Fannie Mae CEO Talks Fintech, Social Justice, Corporate Taxes

Federal National Mortgage Association (OTC: FNMA ) CEO Timothy J. Mayopoulos spoke in a tone resonant more with social justice than with Wall Street during a Detroit visit this week. 

“The fundamental challenge of providing housing options that are affordable for working families is one that is as urgent as ever,” Mayopoulos said Monday at the Detroit Economic Club. “ ... Everyone should have access to affordable housing, so we want to create as much access to homeownership as possible.”

A Macro Perspective On ‘Housing First’

The problem is supply, Mayopoulos said. 

“Since the onset of the housing collapse, more than 1 million starter homes have been lost,” he said. “Between 2012 and 2015, the most affordable one-third of homes rose 38 percent in price, and the inventory dropped by 39 percent. Inventory for more expensive homes has gone up.”

He traces the issue to homeowners lingering in starter homes, which compounds the rising cost of lower-income housing, which has forced a reliance on rental housing, where the cost of rent is rising faster than wages. “Many people are really in a bind,” Mayopoulos said.

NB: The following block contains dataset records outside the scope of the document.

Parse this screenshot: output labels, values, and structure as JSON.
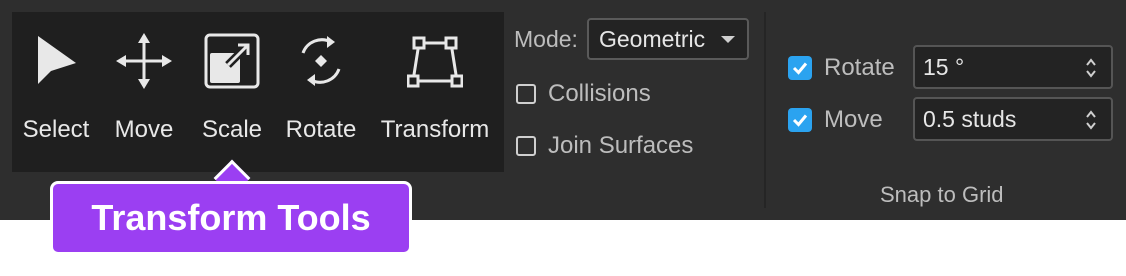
{
  "tools": [
    {
      "label": "Select",
      "icon": "cursor-arrow-icon"
    },
    {
      "label": "Move",
      "icon": "move-arrows-icon"
    },
    {
      "label": "Scale",
      "icon": "scale-icon"
    },
    {
      "label": "Rotate",
      "icon": "rotate-icon"
    },
    {
      "label": "Transform",
      "icon": "transform-icon"
    }
  ],
  "mode": {
    "label": "Mode:",
    "selected": "Geometric"
  },
  "options": {
    "collisions": "Collisions",
    "join_surfaces": "Join Surfaces"
  },
  "snap": {
    "rotate_label": "Rotate",
    "rotate_value": "15 °",
    "move_label": "Move",
    "move_value": "0.5 studs",
    "caption": "Snap to Grid"
  },
  "tooltip": {
    "text": "Transform Tools"
  },
  "colors": {
    "ribbon": "#2e2e2e",
    "panel": "#1f1f1f",
    "accent_check": "#2ba3f0",
    "tooltip": "#9b3ff2"
  }
}
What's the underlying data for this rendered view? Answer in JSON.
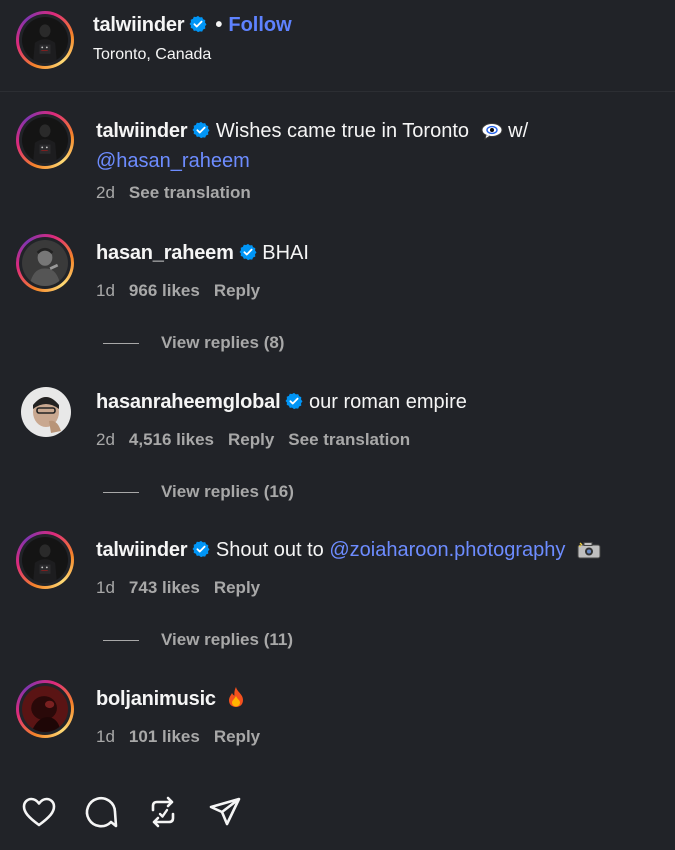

Is there a point to having a barely affordable mortgage...?

and living in a nice house in a good area, but you know that if anything were to go wrong you would not make the payments. Any solutions? The cost of houses is ridiculous these days, it's hard enough getting a house in any area let alone a nice one.

I agree with your answers, but I just went mad last year, and rented out my house to totally pay off the mortgage, and stayed on my small boat in the meantime.
Result ?